• [YOUR GOAL]:
Lines in the data below that contain the word "like" are to be copied.

• [DATA FOR REVIEW]:
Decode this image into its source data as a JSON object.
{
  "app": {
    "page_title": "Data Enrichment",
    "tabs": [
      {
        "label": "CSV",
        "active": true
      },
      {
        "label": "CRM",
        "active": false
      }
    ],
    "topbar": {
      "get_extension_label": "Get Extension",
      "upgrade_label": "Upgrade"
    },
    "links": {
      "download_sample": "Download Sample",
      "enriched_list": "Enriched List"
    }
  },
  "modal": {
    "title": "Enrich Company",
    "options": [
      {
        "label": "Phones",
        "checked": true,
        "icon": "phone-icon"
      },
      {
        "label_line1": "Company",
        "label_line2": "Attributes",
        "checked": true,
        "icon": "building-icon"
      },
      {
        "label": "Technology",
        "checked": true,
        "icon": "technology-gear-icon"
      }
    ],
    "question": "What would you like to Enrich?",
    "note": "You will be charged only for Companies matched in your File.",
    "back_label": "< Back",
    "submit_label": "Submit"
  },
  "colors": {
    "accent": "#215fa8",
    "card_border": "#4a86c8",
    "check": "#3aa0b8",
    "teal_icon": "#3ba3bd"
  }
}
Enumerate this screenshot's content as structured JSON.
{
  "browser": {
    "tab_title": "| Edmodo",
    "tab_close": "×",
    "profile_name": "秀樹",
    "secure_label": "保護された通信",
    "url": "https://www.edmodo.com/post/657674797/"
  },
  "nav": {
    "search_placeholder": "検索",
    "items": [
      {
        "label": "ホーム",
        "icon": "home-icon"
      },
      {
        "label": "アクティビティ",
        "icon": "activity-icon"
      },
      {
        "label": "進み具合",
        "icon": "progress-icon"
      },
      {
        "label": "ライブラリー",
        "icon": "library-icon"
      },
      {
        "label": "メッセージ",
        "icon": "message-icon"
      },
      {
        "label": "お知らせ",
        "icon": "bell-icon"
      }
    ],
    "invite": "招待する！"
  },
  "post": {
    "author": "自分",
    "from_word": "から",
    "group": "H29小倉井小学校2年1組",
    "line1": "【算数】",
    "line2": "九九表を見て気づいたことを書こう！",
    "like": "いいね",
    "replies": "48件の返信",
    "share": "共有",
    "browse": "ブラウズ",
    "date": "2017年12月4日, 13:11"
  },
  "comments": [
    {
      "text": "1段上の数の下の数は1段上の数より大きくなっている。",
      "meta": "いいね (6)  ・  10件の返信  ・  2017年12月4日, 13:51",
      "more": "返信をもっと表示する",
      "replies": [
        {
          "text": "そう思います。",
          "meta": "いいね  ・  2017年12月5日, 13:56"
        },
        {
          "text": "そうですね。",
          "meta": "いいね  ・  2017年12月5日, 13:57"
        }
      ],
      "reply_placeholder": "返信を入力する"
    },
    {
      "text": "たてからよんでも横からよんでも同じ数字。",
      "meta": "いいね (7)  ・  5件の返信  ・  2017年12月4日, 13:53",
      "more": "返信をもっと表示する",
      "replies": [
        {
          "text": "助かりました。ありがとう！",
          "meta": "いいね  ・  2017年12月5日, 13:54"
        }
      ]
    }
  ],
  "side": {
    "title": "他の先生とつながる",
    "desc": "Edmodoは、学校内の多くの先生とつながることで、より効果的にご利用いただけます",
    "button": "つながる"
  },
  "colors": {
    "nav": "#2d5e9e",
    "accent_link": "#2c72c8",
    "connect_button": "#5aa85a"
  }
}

• [EXERCISE OUTPUT]:
    "question": "What would you like to Enrich?",
    "like": "いいね",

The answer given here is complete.